Some practical tips to help us avoid these dangerous “S” words might include:

  • Ignore the “shoulds” – when other people or even our own minds try to “should” us into doing something we don’t want to do
  • Set healthy boundaries, especially around the things that drain our energy
  • Plan for a day of play and/or a special retreat away from everything
  • Fast from anything that takes us away from God
  • Increase more of the stress-relieving activities: coloring, singing, walking
  • Remember we are made in the image of God – body, mind and spirit
  • Pay attention to the inner nudges of the Holy Spirit
  • Realize who we really are and appreciate our true value

As we work on these issues, we can move into more balance with our bodies, our minds and our spirits. Then we will be healthier and able to use our giftings to impact the world and make a difference.

©2017 GateWay of Hope – Hope, Healing and Wholeness for Women

Once Mangled, Now Priceless

It was a hard fall.

My husband and I were walking at our favorite park, enjoying the sunny, spring day. We were on a familiar path, so I wasn’t watching my steps. A stone paver had become dislodged. I tripped and fell – hard – catching myself on the palms of my hands.

After sitting a few minutes to clear my head, I went to the restroom and washed my bleeding left arm. Thankfully, I escaped major injuries.

We drove away from the park, heading for the grocery store. About two miles away, I reached down to turn my engagement ring back toward the outside. Because my husband usually walks on my left and the ring sometimes scratches him, he had asked me to turn it to the inside when we walk. When I turned my ring around, the diamond from my engagement ring was missing and the prongs on the head of the ring were mangled.

We headed back to the park. Not expecting to ever find the diamond, we still knew we had to look. In less than 30 seconds, my husband spotted it in the mud. A solitary stone, unprotected just a few minutes before, was now safe in my husband’s hand.

The next day, we went to the jeweler. We chose a different setting – my diamond would now be surrounded by a small circle of tiny diamonds.
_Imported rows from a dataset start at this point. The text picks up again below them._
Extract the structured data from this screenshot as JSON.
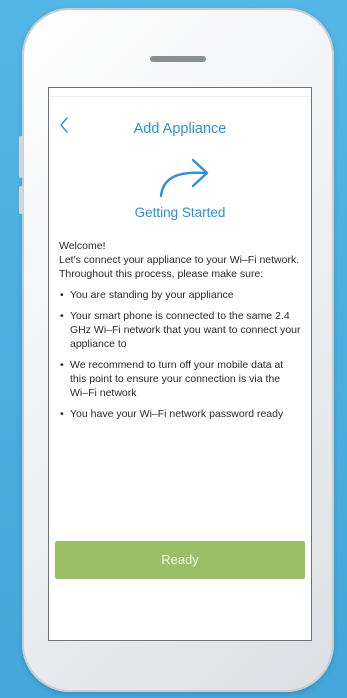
{
  "nav": {
    "title": "Add Appliance",
    "back_icon": "chevron-left-icon"
  },
  "hero": {
    "icon": "curved-arrow-right-icon",
    "subtitle": "Getting Started"
  },
  "intro": {
    "welcome": "Welcome!",
    "line1": "Let's connect your appliance to your Wi–Fi network.",
    "line2": "Throughout this process, please make sure:"
  },
  "bullets": [
    "You are standing by your appliance",
    "Your smart phone is connected to the same 2.4 GHz Wi–Fi network that you want to connect your appliance to",
    "We recommend to turn off your mobile data at this point to ensure your connection is via the Wi–Fi network",
    "You have your Wi–Fi network password ready"
  ],
  "footer": {
    "ready_label": "Ready"
  },
  "colors": {
    "background": "#4ab0e0",
    "accent": "#2f8fd8",
    "button": "#9bbf66"
  }
}
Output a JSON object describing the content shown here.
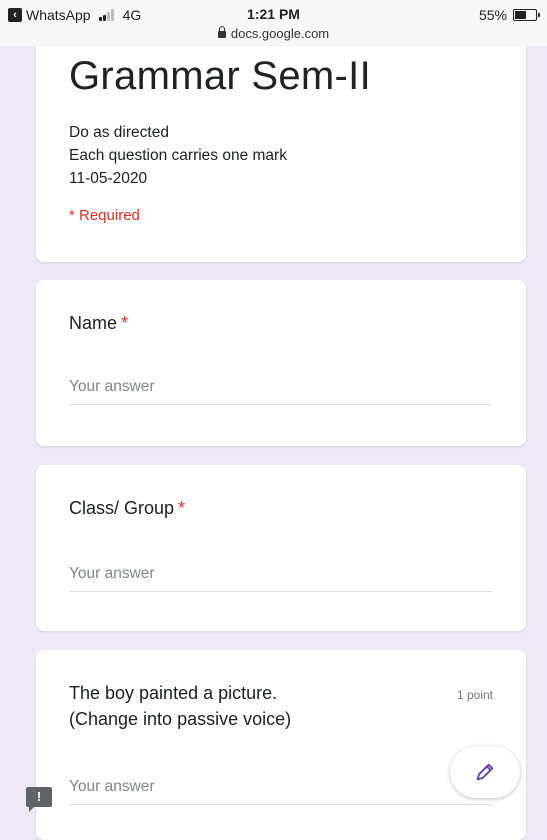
{
  "statusbar": {
    "app_back_label": "WhatsApp",
    "network": "4G",
    "time": "1:21 PM",
    "url": "docs.google.com",
    "battery": "55%",
    "battery_level": 0.55
  },
  "form": {
    "title": "Grammar Sem-II",
    "description": [
      "Do as directed",
      "Each question carries one mark",
      "11-05-2020"
    ],
    "required_note": "* Required"
  },
  "questions": [
    {
      "title": "Name",
      "required_marker": "*",
      "placeholder": "Your answer"
    },
    {
      "title": "Class/ Group",
      "required_marker": "*",
      "placeholder": "Your answer"
    },
    {
      "title_line1": "The boy painted a picture.",
      "title_line2": "(Change into passive voice)",
      "points": "1 point",
      "placeholder": "Your answer"
    }
  ],
  "colors": {
    "accent": "#673ab7",
    "required": "#d93025",
    "background": "#efe9f6"
  },
  "icons": {
    "fab": "pencil-icon",
    "report": "report-problem-icon"
  }
}
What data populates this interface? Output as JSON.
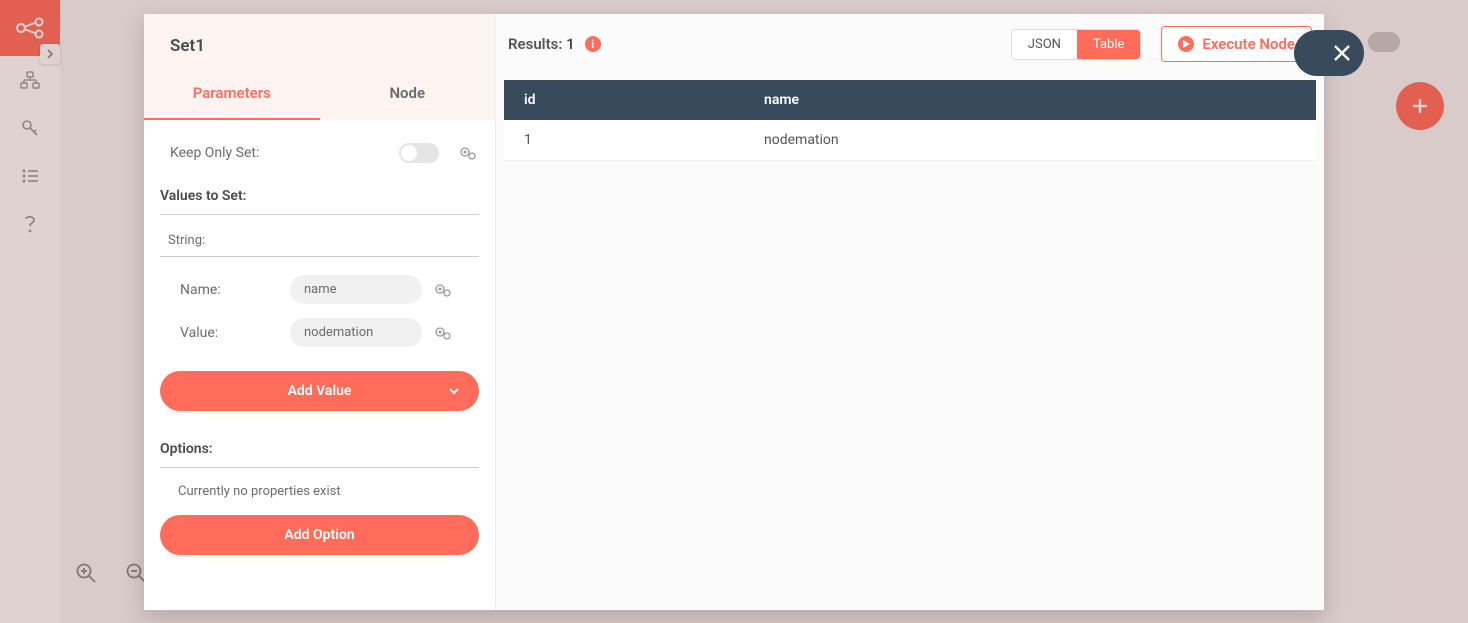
{
  "sidebar": {
    "logo_alt": "workflow-logo"
  },
  "node": {
    "title": "Set1",
    "tabs": {
      "parameters": "Parameters",
      "node": "Node"
    },
    "keep_only_set_label": "Keep Only Set:",
    "values_header": "Values to Set:",
    "string_label": "String:",
    "name_label": "Name:",
    "value_label": "Value:",
    "name_value": "name",
    "value_value": "nodemation",
    "add_value_label": "Add Value",
    "options_header": "Options:",
    "options_empty": "Currently no properties exist",
    "add_option_label": "Add Option"
  },
  "results": {
    "label": "Results:",
    "count": "1",
    "view_json": "JSON",
    "view_table": "Table",
    "execute_label": "Execute Node",
    "columns": [
      "id",
      "name"
    ],
    "rows": [
      {
        "id": "1",
        "name": "nodemation"
      }
    ]
  }
}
It has taken me some time to become accustomed to my beautiful new ring, and I love it. But what I like most are the personal meanings I have placed on it. diamond ring

The jeweler called the circle of tiny diamonds around my original diamond a “halo” – that term we so often equate with angels, purity and holiness. My diamond, once lost in the dirt, is now surrounded by a pure halo of tiny sparkling diamonds. And when I look at it, I’m reminded that I am encircled by my husband’s love, as well as God’s protection.

The meaning of my story – the diamond that was lost and found, the head that was mangled and replaced – extends beyond me to other women.

Abuse and neglect. Loss and grief. Divorce. Betrayal, rejection, abandonment and loneliness. These – and more – distort and disfigure many women. They forget their true identities. They believe they are dirty and worthless. They often feel vulnerable, unprotected and lost.

But they are not lost to God.

He knows who they are. He knows where they are. Just as my husband picked up my diamond out of the mud, God picks up hurting women out of their own muddy lives. He holds them in the palm of His hand and over time, gives them new hearts and new minds. He encircles them with His love.

And the results?

Their true identities are reclaimed.

Their beauty and value are enhanced after spending time in the mud.

They have new “sparkle” in their lives.

These “lost diamonds” are now secure in a new setting – a setting that is not only more beautiful than before but is also so secure, they can never become lost again.

2014 GateWay of Hope – The Helping Place for Hurting Women
Submitted by a GateWay Woman